‘The child that tiire doesn’t give you, God won’t give you either.’ The role of Rotheca myricoides in Somali fertility practices

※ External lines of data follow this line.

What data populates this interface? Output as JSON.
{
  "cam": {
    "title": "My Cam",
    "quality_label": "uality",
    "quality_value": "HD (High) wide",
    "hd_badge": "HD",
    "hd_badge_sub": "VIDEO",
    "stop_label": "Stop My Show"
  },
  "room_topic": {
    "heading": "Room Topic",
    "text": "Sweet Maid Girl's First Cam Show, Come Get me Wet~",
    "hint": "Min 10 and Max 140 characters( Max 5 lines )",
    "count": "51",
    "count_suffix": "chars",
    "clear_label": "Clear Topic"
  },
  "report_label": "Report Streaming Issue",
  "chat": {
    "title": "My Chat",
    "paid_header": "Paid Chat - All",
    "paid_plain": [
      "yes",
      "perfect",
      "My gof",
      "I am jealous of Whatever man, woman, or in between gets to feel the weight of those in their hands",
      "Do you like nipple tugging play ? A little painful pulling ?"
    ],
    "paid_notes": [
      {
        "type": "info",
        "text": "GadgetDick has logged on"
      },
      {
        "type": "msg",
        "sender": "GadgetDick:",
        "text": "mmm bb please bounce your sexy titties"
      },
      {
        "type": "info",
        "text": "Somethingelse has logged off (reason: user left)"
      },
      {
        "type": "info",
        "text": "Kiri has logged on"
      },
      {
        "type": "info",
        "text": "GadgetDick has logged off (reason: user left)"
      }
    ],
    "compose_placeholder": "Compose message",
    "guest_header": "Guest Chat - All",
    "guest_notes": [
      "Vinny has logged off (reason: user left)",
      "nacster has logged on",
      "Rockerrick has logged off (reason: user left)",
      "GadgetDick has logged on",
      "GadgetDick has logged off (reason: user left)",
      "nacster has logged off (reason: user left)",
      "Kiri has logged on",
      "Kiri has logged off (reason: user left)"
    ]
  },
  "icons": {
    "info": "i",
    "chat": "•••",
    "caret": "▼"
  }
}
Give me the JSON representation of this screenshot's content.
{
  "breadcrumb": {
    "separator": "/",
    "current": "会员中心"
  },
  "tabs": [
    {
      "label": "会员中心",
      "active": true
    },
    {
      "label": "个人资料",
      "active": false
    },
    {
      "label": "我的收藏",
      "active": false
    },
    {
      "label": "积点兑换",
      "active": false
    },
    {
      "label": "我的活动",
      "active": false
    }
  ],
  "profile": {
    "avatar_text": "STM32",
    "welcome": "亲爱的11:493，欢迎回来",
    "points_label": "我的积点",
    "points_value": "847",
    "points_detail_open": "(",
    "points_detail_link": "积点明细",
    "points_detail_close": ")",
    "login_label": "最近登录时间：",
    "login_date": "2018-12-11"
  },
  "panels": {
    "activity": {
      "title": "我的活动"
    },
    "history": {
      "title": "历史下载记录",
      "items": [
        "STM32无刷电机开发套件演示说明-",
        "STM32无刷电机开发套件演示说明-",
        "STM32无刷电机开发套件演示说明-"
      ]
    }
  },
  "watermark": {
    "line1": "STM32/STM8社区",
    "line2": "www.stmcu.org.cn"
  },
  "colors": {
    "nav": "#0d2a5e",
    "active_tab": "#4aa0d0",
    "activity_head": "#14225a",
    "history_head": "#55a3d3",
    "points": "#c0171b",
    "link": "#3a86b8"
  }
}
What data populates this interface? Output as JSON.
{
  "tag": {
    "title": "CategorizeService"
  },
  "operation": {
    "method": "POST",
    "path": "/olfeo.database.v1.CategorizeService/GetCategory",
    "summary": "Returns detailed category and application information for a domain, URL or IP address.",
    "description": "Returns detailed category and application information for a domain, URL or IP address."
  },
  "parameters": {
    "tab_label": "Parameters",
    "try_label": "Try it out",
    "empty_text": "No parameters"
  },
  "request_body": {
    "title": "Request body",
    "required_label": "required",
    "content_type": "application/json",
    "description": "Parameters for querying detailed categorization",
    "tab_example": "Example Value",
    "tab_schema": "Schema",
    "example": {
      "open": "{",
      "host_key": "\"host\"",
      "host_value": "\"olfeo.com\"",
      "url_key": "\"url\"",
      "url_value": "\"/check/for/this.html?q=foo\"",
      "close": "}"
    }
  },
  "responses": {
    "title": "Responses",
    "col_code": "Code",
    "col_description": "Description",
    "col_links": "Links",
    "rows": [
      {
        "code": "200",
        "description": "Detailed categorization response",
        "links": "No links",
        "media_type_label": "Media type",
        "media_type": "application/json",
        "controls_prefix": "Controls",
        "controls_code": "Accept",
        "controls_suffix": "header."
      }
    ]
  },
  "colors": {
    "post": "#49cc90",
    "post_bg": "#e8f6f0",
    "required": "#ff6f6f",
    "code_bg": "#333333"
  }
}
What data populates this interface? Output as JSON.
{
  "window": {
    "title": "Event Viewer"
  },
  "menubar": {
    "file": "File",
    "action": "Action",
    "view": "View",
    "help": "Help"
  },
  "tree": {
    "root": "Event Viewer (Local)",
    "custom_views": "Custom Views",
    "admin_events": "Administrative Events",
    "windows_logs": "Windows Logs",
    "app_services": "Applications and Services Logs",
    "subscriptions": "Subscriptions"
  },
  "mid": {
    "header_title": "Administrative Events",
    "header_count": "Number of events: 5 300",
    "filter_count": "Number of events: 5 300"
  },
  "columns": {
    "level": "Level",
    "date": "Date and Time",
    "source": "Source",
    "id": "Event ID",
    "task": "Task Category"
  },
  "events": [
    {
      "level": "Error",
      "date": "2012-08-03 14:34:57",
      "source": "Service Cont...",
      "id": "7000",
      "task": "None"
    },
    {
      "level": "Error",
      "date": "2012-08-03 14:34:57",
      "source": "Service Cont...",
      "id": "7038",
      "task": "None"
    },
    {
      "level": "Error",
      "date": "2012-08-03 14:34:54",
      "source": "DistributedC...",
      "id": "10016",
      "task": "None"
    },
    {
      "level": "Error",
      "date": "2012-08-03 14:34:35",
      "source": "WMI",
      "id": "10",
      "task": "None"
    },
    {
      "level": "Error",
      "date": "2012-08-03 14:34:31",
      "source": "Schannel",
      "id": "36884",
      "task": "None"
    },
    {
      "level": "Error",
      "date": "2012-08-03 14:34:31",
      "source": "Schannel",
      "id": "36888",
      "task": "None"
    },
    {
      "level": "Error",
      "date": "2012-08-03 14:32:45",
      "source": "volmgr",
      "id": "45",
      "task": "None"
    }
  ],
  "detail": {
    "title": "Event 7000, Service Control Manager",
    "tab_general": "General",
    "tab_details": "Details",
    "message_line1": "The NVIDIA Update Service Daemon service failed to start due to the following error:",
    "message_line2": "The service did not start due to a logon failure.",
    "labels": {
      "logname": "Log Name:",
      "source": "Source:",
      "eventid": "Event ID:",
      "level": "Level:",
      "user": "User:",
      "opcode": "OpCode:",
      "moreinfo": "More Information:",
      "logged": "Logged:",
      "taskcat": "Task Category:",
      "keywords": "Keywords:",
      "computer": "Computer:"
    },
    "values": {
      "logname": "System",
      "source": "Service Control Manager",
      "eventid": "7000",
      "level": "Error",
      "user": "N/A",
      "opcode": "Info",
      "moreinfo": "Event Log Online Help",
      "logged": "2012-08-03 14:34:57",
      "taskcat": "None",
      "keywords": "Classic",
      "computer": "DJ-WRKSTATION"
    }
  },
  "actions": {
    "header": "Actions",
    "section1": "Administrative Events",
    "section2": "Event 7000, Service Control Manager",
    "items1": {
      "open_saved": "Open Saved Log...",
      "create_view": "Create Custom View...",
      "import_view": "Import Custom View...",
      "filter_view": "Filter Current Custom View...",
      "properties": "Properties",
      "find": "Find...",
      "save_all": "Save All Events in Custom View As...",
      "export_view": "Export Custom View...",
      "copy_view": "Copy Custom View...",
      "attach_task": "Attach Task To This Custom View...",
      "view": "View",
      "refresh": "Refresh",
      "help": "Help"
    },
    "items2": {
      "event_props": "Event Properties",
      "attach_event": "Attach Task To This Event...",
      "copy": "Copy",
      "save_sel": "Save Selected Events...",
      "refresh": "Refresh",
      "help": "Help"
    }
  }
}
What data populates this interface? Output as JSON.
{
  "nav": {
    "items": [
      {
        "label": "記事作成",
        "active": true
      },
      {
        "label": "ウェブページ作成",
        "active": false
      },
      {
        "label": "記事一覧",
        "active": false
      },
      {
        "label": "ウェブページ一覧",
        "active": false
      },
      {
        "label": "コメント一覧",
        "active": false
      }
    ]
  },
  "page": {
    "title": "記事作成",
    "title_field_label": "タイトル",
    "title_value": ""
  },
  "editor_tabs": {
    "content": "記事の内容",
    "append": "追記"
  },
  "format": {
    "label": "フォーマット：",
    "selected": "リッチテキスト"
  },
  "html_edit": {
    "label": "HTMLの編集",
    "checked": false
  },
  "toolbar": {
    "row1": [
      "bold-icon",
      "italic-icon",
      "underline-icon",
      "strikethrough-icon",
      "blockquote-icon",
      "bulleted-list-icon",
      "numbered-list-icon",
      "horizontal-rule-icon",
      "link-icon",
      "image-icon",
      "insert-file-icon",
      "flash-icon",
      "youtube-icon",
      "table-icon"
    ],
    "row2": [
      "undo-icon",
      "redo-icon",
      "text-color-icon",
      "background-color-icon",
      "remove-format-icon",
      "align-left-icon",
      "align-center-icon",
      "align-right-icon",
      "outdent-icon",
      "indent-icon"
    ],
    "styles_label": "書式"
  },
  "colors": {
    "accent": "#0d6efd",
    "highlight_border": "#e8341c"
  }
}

The paper introduces the Baanashada Dumarka, a Somali fertility therapy carried out by a spirit medium, known locally as ‘Alaqad. Baanashada is aimed at women whose fertility issues are believed to be caused by spirits. The study also explores a component of the Baanashada, namely, the use of tiire (Rotheca myricoides), or the butterfly bush. Although Rotheca myricoides is known to possess a number of medicinal components as confirmed by studies of modern science, so far, there exist no studies on its potential (or lack of) fertility effects. Hence, the alleged fertility benefits of the butterfly bush need examining. The author is aware of at least one recent case that a Somali woman from Europe died of herbs placed in her cervix by a traditional healer in Somaliland. This piece of information indicated not only the role of herbal medicine in fertility practices, but also the popularity of traditional reproductive medicine beyond border, class or educational background. Yet, current research into Somali women’s health focuses mainly on Female Genital Mutilation (FGM), examined often without the context of wider cultural practices. This paper, however, suggests that rituals, beliefs and material culture play a paramount role in women’s practices. For example, as explored elsewhere, the wagar, a wooden and sacred object made of the African olive, is critical for fertility practices. The current paper illuminates further the significance of reproduction practices in Somali society and the potential continuity of traditions associated with the perpetuation of kinship. It concludes that fertility rituals are part of a wider context of interaction with sacred landscapes, objects and archaeological sites, often associated with past legends in the Horn of Africa.
OPEN ACCESS Mire & S (2016), ‘The child that tiire doesn’t give you, God won’t give you either.’ The role of Rotheca myricoides in Somali fertility practices, Anthropology and Medicine 23(3): 311-331.